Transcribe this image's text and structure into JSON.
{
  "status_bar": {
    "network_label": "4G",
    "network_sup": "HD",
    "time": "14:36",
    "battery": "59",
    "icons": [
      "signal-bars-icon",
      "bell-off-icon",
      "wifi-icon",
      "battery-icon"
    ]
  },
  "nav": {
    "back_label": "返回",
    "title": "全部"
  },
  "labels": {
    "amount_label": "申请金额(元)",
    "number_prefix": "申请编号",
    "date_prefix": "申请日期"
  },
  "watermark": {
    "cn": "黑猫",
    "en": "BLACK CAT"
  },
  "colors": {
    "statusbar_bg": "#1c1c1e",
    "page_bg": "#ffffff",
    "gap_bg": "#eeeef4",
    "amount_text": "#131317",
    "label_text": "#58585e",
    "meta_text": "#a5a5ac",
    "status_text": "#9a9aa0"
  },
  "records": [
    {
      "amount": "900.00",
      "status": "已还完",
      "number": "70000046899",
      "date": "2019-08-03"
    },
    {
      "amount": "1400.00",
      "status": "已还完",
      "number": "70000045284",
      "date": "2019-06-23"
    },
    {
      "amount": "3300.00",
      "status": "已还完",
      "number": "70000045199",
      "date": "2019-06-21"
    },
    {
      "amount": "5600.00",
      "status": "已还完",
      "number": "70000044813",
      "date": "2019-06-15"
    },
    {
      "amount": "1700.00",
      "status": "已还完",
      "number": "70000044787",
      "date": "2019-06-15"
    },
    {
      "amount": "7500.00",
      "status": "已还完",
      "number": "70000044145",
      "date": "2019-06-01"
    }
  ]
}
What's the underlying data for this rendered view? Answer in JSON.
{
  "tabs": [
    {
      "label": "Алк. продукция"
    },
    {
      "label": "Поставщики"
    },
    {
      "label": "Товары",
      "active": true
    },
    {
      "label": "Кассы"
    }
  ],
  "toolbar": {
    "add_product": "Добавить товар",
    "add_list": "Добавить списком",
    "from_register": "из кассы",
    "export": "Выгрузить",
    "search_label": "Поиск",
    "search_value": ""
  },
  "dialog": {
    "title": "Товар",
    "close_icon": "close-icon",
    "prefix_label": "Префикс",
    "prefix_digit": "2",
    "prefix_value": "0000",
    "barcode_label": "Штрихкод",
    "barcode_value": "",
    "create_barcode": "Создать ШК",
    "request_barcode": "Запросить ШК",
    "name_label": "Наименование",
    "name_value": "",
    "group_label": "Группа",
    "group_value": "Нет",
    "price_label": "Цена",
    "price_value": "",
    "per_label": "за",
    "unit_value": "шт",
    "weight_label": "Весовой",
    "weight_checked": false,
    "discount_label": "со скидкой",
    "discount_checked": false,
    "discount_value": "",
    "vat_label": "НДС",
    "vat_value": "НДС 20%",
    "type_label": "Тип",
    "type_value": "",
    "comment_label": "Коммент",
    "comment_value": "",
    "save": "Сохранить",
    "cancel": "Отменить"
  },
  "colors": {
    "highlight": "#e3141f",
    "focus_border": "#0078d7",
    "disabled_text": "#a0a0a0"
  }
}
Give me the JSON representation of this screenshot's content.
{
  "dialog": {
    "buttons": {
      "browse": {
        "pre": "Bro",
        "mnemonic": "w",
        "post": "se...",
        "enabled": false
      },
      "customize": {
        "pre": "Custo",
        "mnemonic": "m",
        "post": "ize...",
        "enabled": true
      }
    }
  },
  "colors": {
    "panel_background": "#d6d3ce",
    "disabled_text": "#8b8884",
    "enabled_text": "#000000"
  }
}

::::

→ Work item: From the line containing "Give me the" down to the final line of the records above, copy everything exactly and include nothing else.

→ Solution to this exercise:
Give me the JSON representation of this screenshot's content.
{
  "dialog": {
    "buttons": {
      "browse": {
        "pre": "Bro",
        "mnemonic": "w",
        "post": "se...",
        "enabled": false
      },
      "customize": {
        "pre": "Custo",
        "mnemonic": "m",
        "post": "ize...",
        "enabled": true
      }
    }
  },
  "colors": {
    "panel_background": "#d6d3ce",
    "disabled_text": "#8b8884",
    "enabled_text": "#000000"
  }
}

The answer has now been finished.